### Task objective
Without the images, write out all of the following entries exactly.
--
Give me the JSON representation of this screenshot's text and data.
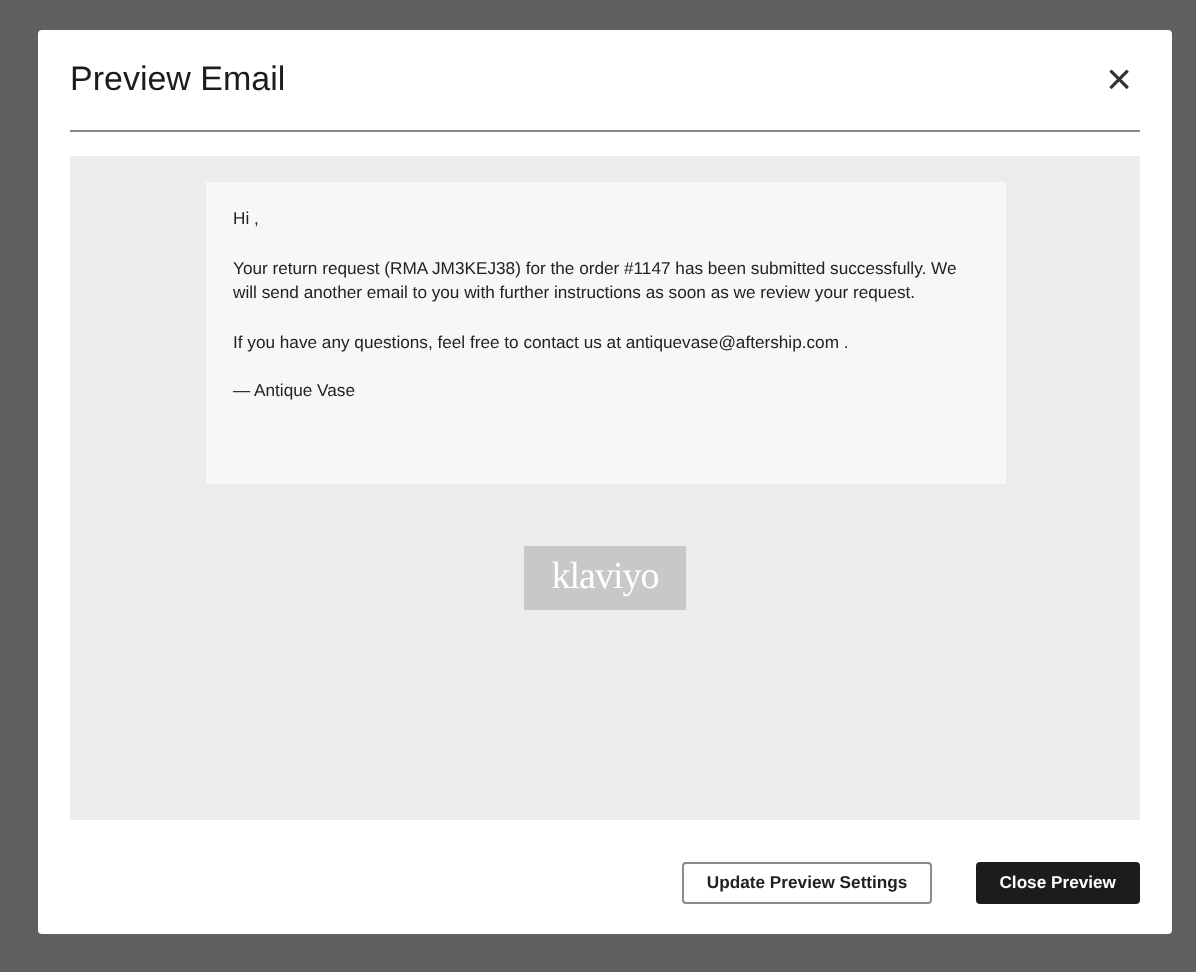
{
  "dialog": {
    "title": "Preview Email",
    "close": "×"
  },
  "email": {
    "paragraphs": [
      "Hi ,",
      "Your return request (RMA JM3KEJ38) for the order #1147 has been submitted successfully. We will send another email to you with further instructions as soon as we review your request.",
      "If you have any questions, feel free to contact us at antiquevase@aftership.com .",
      "— Antique Vase"
    ],
    "logo": "klaviyo"
  },
  "buttons": [
    {
      "label": "Update Preview Settings",
      "kind": "secondary"
    },
    {
      "label": "Close Preview",
      "kind": "primary"
    }
  ]
}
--
### Finished exercise
Give me the JSON representation of this screenshot's text and data.
{
  "dialog": {
    "title": "Preview Email",
    "close": "×"
  },
  "email": {
    "paragraphs": [
      "Hi ,",
      "Your return request (RMA JM3KEJ38) for the order #1147 has been submitted successfully. We will send another email to you with further instructions as soon as we review your request.",
      "If you have any questions, feel free to contact us at antiquevase@aftership.com .",
      "— Antique Vase"
    ],
    "logo": "klaviyo"
  },
  "buttons": [
    {
      "label": "Update Preview Settings",
      "kind": "secondary"
    },
    {
      "label": "Close Preview",
      "kind": "primary"
    }
  ]
}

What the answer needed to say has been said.